Your task>
Each line below that holds the word "BTCH" counts once; state the total number of such lines and nothing else.
====
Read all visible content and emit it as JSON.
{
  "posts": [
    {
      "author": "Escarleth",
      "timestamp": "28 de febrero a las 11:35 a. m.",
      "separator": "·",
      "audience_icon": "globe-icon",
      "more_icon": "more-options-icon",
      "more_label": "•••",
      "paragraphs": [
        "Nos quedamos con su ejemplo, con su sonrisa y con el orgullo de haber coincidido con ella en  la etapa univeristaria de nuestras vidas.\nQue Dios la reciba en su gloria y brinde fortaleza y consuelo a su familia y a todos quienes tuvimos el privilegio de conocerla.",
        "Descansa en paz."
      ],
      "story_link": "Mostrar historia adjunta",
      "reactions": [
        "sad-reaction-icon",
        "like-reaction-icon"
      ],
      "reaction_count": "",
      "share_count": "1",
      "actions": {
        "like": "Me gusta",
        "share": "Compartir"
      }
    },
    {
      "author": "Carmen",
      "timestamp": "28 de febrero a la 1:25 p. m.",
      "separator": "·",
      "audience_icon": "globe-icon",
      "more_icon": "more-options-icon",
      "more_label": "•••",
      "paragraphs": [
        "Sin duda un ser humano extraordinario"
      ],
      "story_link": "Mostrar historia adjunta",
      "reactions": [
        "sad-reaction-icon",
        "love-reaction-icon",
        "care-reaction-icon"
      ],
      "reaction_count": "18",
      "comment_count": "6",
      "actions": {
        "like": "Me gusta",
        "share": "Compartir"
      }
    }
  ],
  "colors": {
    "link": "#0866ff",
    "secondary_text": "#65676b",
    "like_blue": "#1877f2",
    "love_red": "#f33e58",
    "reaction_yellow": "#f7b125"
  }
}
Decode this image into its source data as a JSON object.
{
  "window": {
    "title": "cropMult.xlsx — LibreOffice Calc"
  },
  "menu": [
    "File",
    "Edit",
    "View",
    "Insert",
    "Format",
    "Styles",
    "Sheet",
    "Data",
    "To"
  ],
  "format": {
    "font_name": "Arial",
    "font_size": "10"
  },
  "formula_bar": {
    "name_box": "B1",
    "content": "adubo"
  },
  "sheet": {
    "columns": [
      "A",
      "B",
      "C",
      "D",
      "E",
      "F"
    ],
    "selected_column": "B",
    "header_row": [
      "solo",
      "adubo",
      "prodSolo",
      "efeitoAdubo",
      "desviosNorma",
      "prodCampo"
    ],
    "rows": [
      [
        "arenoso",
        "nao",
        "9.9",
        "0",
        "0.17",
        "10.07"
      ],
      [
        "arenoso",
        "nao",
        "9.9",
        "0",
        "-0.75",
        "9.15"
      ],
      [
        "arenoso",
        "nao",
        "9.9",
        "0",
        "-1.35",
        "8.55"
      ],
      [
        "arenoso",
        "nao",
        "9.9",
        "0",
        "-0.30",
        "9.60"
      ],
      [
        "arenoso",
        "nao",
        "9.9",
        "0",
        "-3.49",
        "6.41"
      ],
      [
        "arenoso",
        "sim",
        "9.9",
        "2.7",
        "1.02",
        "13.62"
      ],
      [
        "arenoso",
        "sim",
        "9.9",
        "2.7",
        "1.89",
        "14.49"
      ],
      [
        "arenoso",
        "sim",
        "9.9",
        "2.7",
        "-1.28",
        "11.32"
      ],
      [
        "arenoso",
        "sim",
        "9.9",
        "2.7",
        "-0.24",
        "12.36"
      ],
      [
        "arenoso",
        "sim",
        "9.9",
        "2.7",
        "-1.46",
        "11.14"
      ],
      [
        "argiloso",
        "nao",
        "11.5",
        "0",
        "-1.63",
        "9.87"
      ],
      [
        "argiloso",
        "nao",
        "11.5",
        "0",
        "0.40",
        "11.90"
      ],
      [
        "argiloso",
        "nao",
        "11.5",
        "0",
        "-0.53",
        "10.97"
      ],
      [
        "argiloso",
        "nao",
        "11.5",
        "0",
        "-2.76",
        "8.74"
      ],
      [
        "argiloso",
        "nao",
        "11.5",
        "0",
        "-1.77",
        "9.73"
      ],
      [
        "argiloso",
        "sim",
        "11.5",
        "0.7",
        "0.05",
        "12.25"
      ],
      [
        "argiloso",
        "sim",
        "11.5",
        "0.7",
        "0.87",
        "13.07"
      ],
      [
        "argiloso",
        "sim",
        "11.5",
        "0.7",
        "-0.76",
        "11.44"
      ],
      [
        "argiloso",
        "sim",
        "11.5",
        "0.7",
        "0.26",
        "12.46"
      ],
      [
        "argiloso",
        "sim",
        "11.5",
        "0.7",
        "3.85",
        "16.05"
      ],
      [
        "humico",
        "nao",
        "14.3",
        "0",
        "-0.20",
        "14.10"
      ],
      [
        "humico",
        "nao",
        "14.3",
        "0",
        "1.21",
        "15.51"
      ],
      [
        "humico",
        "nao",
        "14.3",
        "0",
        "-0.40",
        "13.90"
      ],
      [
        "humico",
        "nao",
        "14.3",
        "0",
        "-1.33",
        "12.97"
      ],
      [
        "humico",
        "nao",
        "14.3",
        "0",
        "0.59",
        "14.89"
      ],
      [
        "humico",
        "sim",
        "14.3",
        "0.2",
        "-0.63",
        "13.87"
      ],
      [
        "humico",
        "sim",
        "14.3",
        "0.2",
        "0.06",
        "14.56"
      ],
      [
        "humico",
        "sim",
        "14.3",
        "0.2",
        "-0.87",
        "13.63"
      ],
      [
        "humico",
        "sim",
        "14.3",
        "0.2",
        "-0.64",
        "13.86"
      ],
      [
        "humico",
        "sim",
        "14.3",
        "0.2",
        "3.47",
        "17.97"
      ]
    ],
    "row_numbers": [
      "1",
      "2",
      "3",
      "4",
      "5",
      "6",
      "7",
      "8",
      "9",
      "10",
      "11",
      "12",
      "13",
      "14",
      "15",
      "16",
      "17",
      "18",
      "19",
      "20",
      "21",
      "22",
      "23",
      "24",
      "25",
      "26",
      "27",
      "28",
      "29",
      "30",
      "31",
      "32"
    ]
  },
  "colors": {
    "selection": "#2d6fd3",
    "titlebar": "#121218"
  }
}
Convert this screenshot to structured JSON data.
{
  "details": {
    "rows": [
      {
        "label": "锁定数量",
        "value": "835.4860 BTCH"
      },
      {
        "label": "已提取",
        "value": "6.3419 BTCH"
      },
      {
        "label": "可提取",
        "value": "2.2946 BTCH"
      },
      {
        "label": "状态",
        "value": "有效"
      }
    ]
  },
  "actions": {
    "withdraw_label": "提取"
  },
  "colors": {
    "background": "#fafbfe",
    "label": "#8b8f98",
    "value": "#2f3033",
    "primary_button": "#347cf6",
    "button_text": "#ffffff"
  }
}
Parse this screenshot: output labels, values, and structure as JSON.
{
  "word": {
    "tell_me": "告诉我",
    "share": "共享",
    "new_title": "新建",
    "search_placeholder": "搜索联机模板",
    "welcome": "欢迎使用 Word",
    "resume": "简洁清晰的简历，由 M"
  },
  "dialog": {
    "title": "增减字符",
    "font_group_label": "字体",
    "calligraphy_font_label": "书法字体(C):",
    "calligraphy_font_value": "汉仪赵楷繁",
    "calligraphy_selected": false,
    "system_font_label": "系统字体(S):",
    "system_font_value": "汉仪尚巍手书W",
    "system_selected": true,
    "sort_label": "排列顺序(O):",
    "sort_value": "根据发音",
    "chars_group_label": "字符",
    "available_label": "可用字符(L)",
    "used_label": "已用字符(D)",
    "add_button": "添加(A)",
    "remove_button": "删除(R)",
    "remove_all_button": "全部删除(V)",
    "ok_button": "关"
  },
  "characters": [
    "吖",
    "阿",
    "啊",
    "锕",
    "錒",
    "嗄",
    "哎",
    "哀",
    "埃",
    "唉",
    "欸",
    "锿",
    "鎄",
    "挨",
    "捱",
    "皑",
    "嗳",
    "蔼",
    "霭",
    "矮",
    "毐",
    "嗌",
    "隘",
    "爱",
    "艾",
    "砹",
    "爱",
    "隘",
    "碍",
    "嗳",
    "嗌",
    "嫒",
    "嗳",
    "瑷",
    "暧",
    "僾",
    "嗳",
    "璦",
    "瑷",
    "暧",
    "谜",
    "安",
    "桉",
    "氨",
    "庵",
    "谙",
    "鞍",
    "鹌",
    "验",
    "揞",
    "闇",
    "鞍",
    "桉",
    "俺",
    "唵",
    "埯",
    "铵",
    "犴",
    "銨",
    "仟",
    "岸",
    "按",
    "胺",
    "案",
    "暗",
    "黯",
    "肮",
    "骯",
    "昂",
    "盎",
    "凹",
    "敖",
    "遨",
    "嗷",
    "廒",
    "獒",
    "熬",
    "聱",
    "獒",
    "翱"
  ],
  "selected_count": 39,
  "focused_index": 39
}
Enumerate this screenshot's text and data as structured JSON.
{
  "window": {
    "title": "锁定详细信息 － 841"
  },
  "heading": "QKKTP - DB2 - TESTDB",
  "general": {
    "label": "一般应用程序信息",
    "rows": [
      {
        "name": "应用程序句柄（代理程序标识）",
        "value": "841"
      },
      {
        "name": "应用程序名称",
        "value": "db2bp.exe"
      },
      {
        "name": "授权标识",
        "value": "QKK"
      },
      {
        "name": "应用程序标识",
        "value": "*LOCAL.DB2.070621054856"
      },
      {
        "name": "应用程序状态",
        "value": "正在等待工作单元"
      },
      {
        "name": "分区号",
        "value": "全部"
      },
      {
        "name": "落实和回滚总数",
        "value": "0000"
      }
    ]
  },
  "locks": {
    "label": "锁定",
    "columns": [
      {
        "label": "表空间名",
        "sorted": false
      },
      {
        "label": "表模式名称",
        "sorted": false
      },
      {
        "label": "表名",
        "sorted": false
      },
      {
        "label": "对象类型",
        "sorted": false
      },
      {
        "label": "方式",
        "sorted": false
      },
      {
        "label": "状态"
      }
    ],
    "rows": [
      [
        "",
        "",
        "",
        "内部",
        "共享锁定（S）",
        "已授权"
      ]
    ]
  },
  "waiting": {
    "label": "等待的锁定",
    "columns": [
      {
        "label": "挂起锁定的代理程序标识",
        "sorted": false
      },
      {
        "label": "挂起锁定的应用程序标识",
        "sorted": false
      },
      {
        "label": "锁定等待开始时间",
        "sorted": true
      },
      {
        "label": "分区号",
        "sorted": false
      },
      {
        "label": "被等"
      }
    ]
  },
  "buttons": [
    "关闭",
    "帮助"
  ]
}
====
Exercise answer>
3